With the opening day of school behind them and buses rolling, the Martha's Vineyard Regional High School district committee met Monday night to get the new school year underway.
Duncan Pickard, president of the student council, reflected a commonly held view: "School started, and the kids got here on buses. We appreciate all of that."
A few days before school opened, MV Coachlines, a contractor awarded the bid to manage the school bus service this year, broke its transportation contract with the Island school districts in response to a labor dispute with the school bus drivers. The district committee and up-Island regional school committee voted to take on the responsibility for managing the bus service for at least six weeks.
"We had an interesting couple of weeks. It's not easy to start up a bus company in three to four days," said James Weiss, superintendent. "Thanks to the drivers, the Vineyard Transit Authority, and people in our office, we got insurance, set up drug testing, and organized routes."
The drivers signed commitments to drive for six weeks, and in the meantime, Mr. Weiss said, "We're taking a good solid look at the possible ramifications of this and hope to have a report in a few weeks."
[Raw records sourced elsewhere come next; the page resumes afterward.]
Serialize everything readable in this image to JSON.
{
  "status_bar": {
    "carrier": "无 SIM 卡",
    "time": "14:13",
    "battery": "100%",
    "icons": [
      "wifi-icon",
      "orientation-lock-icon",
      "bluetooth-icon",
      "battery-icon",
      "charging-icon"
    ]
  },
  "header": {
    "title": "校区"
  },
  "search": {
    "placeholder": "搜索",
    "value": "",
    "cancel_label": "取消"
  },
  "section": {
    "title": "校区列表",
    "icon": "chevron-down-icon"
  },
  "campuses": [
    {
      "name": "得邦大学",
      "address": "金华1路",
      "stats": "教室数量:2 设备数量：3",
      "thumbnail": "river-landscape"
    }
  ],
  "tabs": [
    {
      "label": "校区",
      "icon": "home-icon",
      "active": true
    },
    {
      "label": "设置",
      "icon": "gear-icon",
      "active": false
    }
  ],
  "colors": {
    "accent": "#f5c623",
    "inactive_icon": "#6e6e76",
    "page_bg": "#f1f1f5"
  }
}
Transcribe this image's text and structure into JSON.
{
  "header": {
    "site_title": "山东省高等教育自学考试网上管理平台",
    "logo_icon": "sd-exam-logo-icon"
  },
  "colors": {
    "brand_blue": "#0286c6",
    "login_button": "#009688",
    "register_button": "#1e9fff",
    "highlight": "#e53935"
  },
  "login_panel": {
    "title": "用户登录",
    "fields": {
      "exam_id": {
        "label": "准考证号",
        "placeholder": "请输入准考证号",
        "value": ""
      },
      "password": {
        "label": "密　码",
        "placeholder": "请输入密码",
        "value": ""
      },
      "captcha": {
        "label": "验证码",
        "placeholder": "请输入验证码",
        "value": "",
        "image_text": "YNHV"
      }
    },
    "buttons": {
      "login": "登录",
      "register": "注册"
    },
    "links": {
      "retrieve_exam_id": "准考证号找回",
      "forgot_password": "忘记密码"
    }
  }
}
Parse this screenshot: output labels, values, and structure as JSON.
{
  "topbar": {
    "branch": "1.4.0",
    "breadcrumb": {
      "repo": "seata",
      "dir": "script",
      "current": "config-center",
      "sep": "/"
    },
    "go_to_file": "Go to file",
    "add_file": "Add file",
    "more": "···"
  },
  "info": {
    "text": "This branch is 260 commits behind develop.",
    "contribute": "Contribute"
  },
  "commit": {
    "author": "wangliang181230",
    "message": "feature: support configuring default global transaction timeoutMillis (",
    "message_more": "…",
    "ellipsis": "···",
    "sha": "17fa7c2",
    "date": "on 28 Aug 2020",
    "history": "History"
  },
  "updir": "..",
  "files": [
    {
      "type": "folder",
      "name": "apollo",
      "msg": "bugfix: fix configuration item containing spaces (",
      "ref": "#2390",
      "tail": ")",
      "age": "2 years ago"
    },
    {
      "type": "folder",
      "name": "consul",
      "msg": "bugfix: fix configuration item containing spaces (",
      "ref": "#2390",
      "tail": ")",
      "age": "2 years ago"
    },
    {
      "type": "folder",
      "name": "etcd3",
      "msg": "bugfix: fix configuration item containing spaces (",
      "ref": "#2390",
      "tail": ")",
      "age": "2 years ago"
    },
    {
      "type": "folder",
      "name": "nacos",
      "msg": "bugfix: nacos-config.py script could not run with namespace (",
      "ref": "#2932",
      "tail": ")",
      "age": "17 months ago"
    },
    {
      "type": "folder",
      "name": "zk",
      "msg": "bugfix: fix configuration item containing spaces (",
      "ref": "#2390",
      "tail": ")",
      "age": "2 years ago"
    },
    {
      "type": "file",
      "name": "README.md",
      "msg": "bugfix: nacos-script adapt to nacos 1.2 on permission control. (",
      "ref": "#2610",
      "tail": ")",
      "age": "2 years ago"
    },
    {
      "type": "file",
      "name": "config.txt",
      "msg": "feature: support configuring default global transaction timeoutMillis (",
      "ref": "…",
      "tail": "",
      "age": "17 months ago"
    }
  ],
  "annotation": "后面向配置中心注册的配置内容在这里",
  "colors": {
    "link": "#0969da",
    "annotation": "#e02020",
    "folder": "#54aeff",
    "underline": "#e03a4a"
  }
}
In addition to managing its buses, the school district will be replacing its aging fleet, starting with the off-Island buses, after this year. Hoping to fine-tune their new bus specifications, the school committee agreed to spend $1,000 to send James Maseda, transportation director, to a bus conference in Austin, Texas, in October to research the possibilities. Diane Wall, committee member, requested that Mr. Maseda find out about equipping the new buses with seatbelts.
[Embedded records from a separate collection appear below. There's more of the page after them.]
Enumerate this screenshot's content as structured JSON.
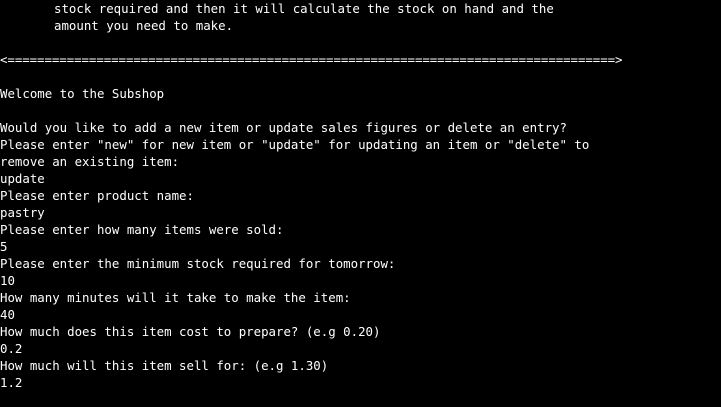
{
  "terminal": {
    "intro_line_1": "stock required and then it will calculate the stock on hand and the",
    "intro_line_2": "amount you need to make.",
    "divider": "<==================================================================================>",
    "welcome": "Welcome to the Subshop",
    "question": "Would you like to add a new item or update sales figures or delete an entry?",
    "instruction_line_1": "Please enter \"new\" for new item or \"update\" for updating an item or \"delete\" to",
    "instruction_line_2": "remove an existing item:",
    "action_input": "update",
    "product_prompt": "Please enter product name:",
    "product_input": "pastry",
    "sold_prompt": "Please enter how many items were sold:",
    "sold_input": "5",
    "min_stock_prompt": "Please enter the minimum stock required for tomorrow:",
    "min_stock_input": "10",
    "minutes_prompt": "How many minutes will it take to make the item:",
    "minutes_input": "40",
    "cost_prompt": "How much does this item cost to prepare? (e.g 0.20)",
    "cost_input": "0.2",
    "sell_prompt": "How much will this item sell for: (e.g 1.30)",
    "sell_input": "1.2"
  }
}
In her principal's report, Peg Regan told the committee that the high school's enrollment is slightly up this year, at 822 students, with an official census to take place October 3. "We seem to be bringing kids back from private schools and the charter school. The program has to much to offer in it - it's an attractive school to come to," she said.
Ms. Regan presented the school improvement plan to the committee for a second reading, emphasizing its importance in terms of college and university admissions accreditation. The committee approved an athletic waiver on its third reading, which informs parents that their child is participating in an extracurricular sport in which there may be some risk of injury involved. Students whose parents do not sign the waiver will not be prohibited from playing sports.
The rest of the evening's agenda concerned land use issues, including the Martha's Vineyard Arena lease and ice time increases, and the proposed new YMCA facility to be built on school-owned property across the street from the high school.
Ms. Regan said that under terms of a lease that expired in March between the ice arena and the school district, the dirt lot used for parking next door was rented to the facility for $1 a year. The ice arena has proposed cost increases for ice time, so Mrs. Regan suggested that perhaps the terms of the new lease could be negotiated with a trade-off for the parking lot and ice time. The land use subcommittee will examine the issue at a meeting on September 29, at 6 pm, and the budget subcommittee on September 30, at 8 am.
Before turning the meeting over to YMCA members, Mr. Weiss told the school committee that the Martha's Vineyard Commission (MVC) had requested the school district to confer with the town of Oak Bluffs on long-range planning for the area of development across the street from the high school. He recommended that the land use planning subcommittee meet with the Oak Bluffs selectmen.
The school committee then viewed a short video about the YMCA's proposed new facility, which also featured Islanders talking about what a YMCA would mean to them.
Following the video, Jan Pogue, president of the Martha's Vineyard YMCA, and Michael Dutton, a YMCA board member and legal counsel, answered questions from school committee members. Mr. Dutton also provided an update regarding legislation necessary to allow the school district to lease its land to the YMCA for a total of 80 years.
Under a state statute, Massachusetts municipalities are not allowed to lease property for a period of more than five years. To extend a lease beyond that, the state statute requires legislative approval in the form of a bill signed by the Governor.
"We suspect we will have this hopefully done within the next several months," Mr. Dutton said.
While the leasing legislation undergoes this process, Mr. Dutton requested an extension of the commencement date notice, the date the school committee will be notified of the legislative approval, to January 2, 2007. The school committee approved the change.
Once the legislation is passed, the YMCA will provide a construction timetable to the school committee. "We're not going to break ground certainly until we're confident we're well on our way from a fundraising perspective and until we've got the legislative approval on the length of the lease," Mr. Dutton remarked the next day.
Following the Y's presentation, Ms. Regan reported that the land use subcommittee met two weeks ago and heard concerns expressed by three Island fitness and health club owners about the YMCA's impact on their business, which they estimate will result in a loss of 15 percent. She said their questions centered on the size and scope of the Y, leasing arrangements, and membership costs, and that they wanted an independent feasibility study done.
In conclusion, Ms. Regan told the school committee that part of the school district's decision to lease the land to the YMCA was because, "We felt the Y was highly supported by the community." She informed the committee that a copy of the YMCA lease is available for review in her office.